God has had a Plan in place from the very beginning—and not only was the Sacrifice of His Son the vital initial component of the Plan from the beginning, but God has had a Plan in place for those who would be called to accept the Sacrifice of His Son and to conform, transform, their lives in preparation for God’s holy world-ruling Kingdom—initiated at Christ’s return.
With all of the other Holydays—Annual Sabbaths which God has ordained and commanded—it is simply a matter of looking at a date on the true calendar and then one knows which day to keep as the commanded Annual Sabbath.
But not so with the Feast of Firstfruits. This day does not occur on a fixed date.
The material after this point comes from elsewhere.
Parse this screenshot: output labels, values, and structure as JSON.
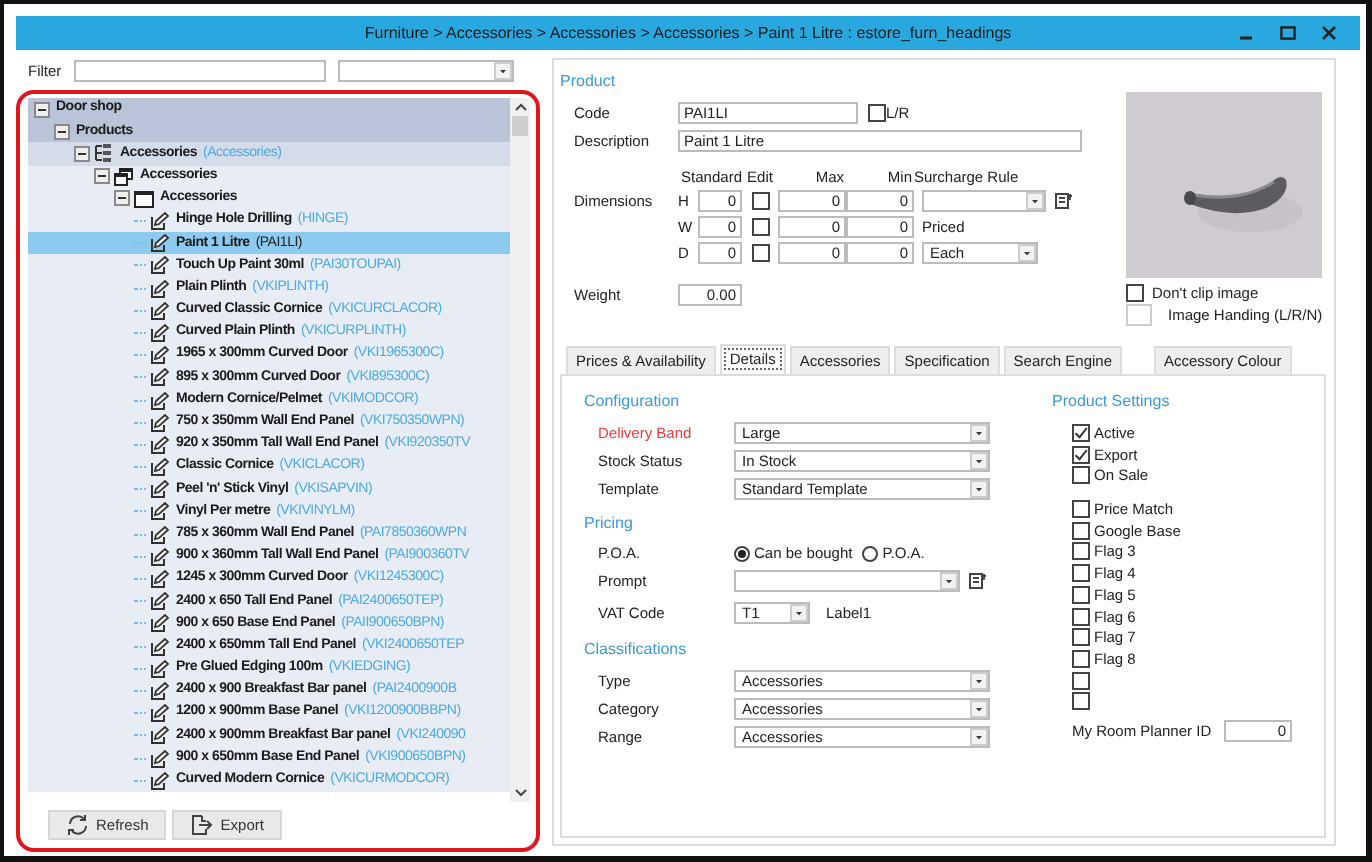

One must count—beginning with the day after the Weekly Sabbath of the Days of Unleavened Bread—in order to ascertain which day is the Feast of Firstfruits.
Why would God instruct His people to count, in order to identify and keep this commanded Annual High Sabbath?
One might ask “How could a doctrine or a day have any bearing on the spiritual status of the Church, or in any way be implicated regarding the fractured and weakened state that the Church finds itself in today?”
Sadly, for this generation, most have hardly heard of the early years in the revival of the Church of God in these last days—fewer still have heard or recall the details of what was once taught, believed, and lived in the true Church of God.
Yet the sobering and stark reality is that each doctrinal change is directly linked to our covenant relationship with Christ!
Are you completely fulfilling the count? Will you be ready, or not?
Many have not understood the “other side of the coin” in the Pentecost argument
Those who keep Pentecost on Sunday ridicule a Monday Pentecost. Are there some things Sunday advocates are overlooking? Read this article to get all the facts.
By Paul Royer and Bryce Clark In 1974 the Worldwide Church of God changed its teaching on which day to observe Pentecost-from Monday to Sunday. Pentecost is the only holy day that must be counted. The Bible instructs us to count 50 days and then keep Pentecost. In spite of what may have been stated… Read More